Task requirements: Reproduce the complete set of records exactly. No picture is to appear in the copy.

Supplied data:
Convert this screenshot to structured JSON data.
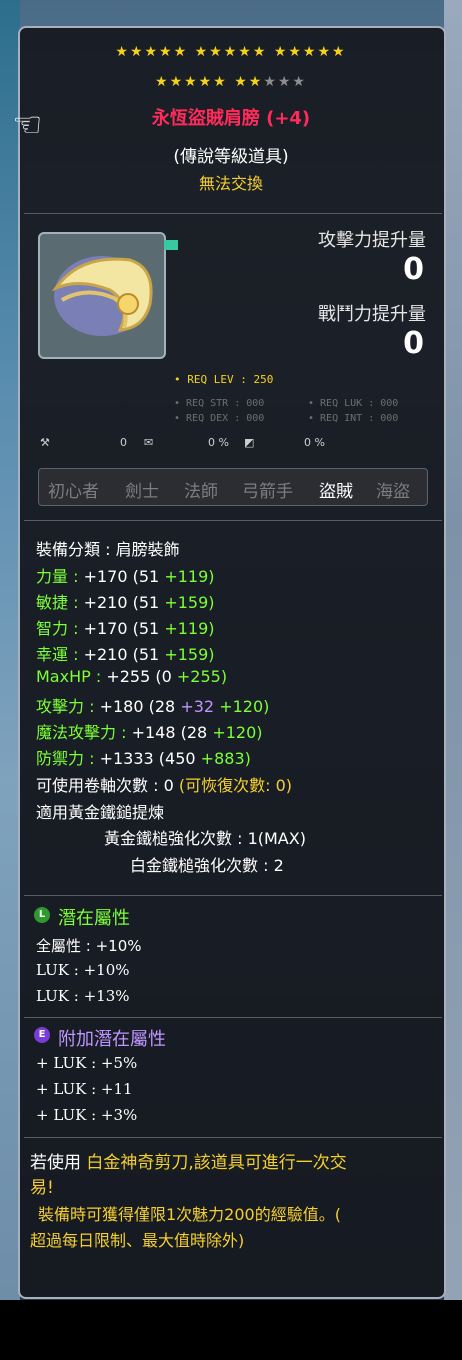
{
  "item": {
    "stars_row1": "★★★★★ ★★★★★ ★★★★★",
    "stars_row2_on": "★★★★★ ★★",
    "stars_row2_off": "★★★",
    "name": "永恆盜賊肩膀 (+4)",
    "grade": "(傳說等級道具)",
    "untradeable": "無法交換"
  },
  "stats_preview": {
    "attack_label": "攻擊力提升量",
    "attack_value": "0",
    "power_label": "戰鬥力提升量",
    "power_value": "0"
  },
  "requirements": {
    "level": "• REQ LEV : 250",
    "str": "• REQ STR : 000",
    "luk": "• REQ LUK : 000",
    "dex": "• REQ DEX : 000",
    "int": "• REQ INT : 000"
  },
  "small_stats": {
    "a": "0",
    "b": "0 %",
    "c": "0 %"
  },
  "classes": [
    "初心者",
    "劍士",
    "法師",
    "弓箭手",
    "盜賊",
    "海盜"
  ],
  "active_class": "盜賊",
  "details": {
    "category": "裝備分類 : 肩膀裝飾",
    "str": {
      "label": "力量 :",
      "total": "+170",
      "base": "(51",
      "bonus": "+119)"
    },
    "dex": {
      "label": "敏捷 :",
      "total": "+210",
      "base": "(51",
      "bonus": "+159)"
    },
    "int": {
      "label": "智力 :",
      "total": "+170",
      "base": "(51",
      "bonus": "+119)"
    },
    "luk": {
      "label": "幸運 :",
      "total": "+210",
      "base": "(51",
      "bonus": "+159)"
    },
    "hp": {
      "label": "MaxHP :",
      "total": "+255",
      "base": "(0",
      "bonus": "+255)"
    },
    "atk": {
      "label": "攻擊力 :",
      "total": "+180",
      "base": "(28",
      "extra": "+32",
      "bonus": "+120)"
    },
    "matk": {
      "label": "魔法攻擊力 :",
      "total": "+148",
      "base": "(28",
      "bonus": "+120)"
    },
    "def": {
      "label": "防禦力 :",
      "total": "+1333",
      "base": "(450",
      "bonus": "+883)"
    },
    "scroll": "可使用卷軸次數 : 0",
    "scroll_restore": "(可恢復次數: 0)",
    "hammer_apply": "適用黃金鐵鎚提煉",
    "hammer_gold": "黃金鐵槌強化次數 : 1(MAX)",
    "hammer_platinum": "白金鐵槌強化次數 : 2"
  },
  "potential": {
    "title": "潛在屬性",
    "badge": "L",
    "lines": [
      "全屬性 : +10%",
      "LUK : +10%",
      "LUK : +13%"
    ]
  },
  "bonus_potential": {
    "title": "附加潛在屬性",
    "badge": "E",
    "lines": [
      "+ LUK : +5%",
      "+ LUK : +11",
      "+ LUK : +3%"
    ]
  },
  "footer": {
    "line1_prefix": "若使用",
    "line1_item": "白金神奇剪刀,該道具可進行一次交",
    "line2": "易!",
    "line3": "裝備時可獲得僅限1次魅力200的經驗值。(",
    "line4": "超過每日限制、最大值時除外)"
  },
  "colors": {
    "name": "#ff2b5a",
    "gold": "#f4cf2f",
    "green": "#7cff36",
    "potential_badge": "#2e9a2e",
    "bonus_badge": "#7a3bd6"
  }
}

Worked solution:
Convert this screenshot to structured JSON data.
{
  "item": {
    "stars_row1": "★★★★★ ★★★★★ ★★★★★",
    "stars_row2_on": "★★★★★ ★★",
    "stars_row2_off": "★★★",
    "name": "永恆盜賊肩膀 (+4)",
    "grade": "(傳說等級道具)",
    "untradeable": "無法交換"
  },
  "stats_preview": {
    "attack_label": "攻擊力提升量",
    "attack_value": "0",
    "power_label": "戰鬥力提升量",
    "power_value": "0"
  },
  "requirements": {
    "level": "• REQ LEV : 250",
    "str": "• REQ STR : 000",
    "luk": "• REQ LUK : 000",
    "dex": "• REQ DEX : 000",
    "int": "• REQ INT : 000"
  },
  "small_stats": {
    "a": "0",
    "b": "0 %",
    "c": "0 %"
  },
  "classes": [
    "初心者",
    "劍士",
    "法師",
    "弓箭手",
    "盜賊",
    "海盜"
  ],
  "active_class": "盜賊",
  "details": {
    "category": "裝備分類 : 肩膀裝飾",
    "str": {
      "label": "力量 :",
      "total": "+170",
      "base": "(51",
      "bonus": "+119)"
    },
    "dex": {
      "label": "敏捷 :",
      "total": "+210",
      "base": "(51",
      "bonus": "+159)"
    },
    "int": {
      "label": "智力 :",
      "total": "+170",
      "base": "(51",
      "bonus": "+119)"
    },
    "luk": {
      "label": "幸運 :",
      "total": "+210",
      "base": "(51",
      "bonus": "+159)"
    },
    "hp": {
      "label": "MaxHP :",
      "total": "+255",
      "base": "(0",
      "bonus": "+255)"
    },
    "atk": {
      "label": "攻擊力 :",
      "total": "+180",
      "base": "(28",
      "extra": "+32",
      "bonus": "+120)"
    },
    "matk": {
      "label": "魔法攻擊力 :",
      "total": "+148",
      "base": "(28",
      "bonus": "+120)"
    },
    "def": {
      "label": "防禦力 :",
      "total": "+1333",
      "base": "(450",
      "bonus": "+883)"
    },
    "scroll": "可使用卷軸次數 : 0",
    "scroll_restore": "(可恢復次數: 0)",
    "hammer_apply": "適用黃金鐵鎚提煉",
    "hammer_gold": "黃金鐵槌強化次數 : 1(MAX)",
    "hammer_platinum": "白金鐵槌強化次數 : 2"
  },
  "potential": {
    "title": "潛在屬性",
    "badge": "L",
    "lines": [
      "全屬性 : +10%",
      "LUK : +10%",
      "LUK : +13%"
    ]
  },
  "bonus_potential": {
    "title": "附加潛在屬性",
    "badge": "E",
    "lines": [
      "+ LUK : +5%",
      "+ LUK : +11",
      "+ LUK : +3%"
    ]
  },
  "footer": {
    "line1_prefix": "若使用",
    "line1_item": "白金神奇剪刀,該道具可進行一次交",
    "line2": "易!",
    "line3": "裝備時可獲得僅限1次魅力200的經驗值。(",
    "line4": "超過每日限制、最大值時除外)"
  },
  "colors": {
    "name": "#ff2b5a",
    "gold": "#f4cf2f",
    "green": "#7cff36",
    "potential_badge": "#2e9a2e",
    "bonus_badge": "#7a3bd6"
  }
}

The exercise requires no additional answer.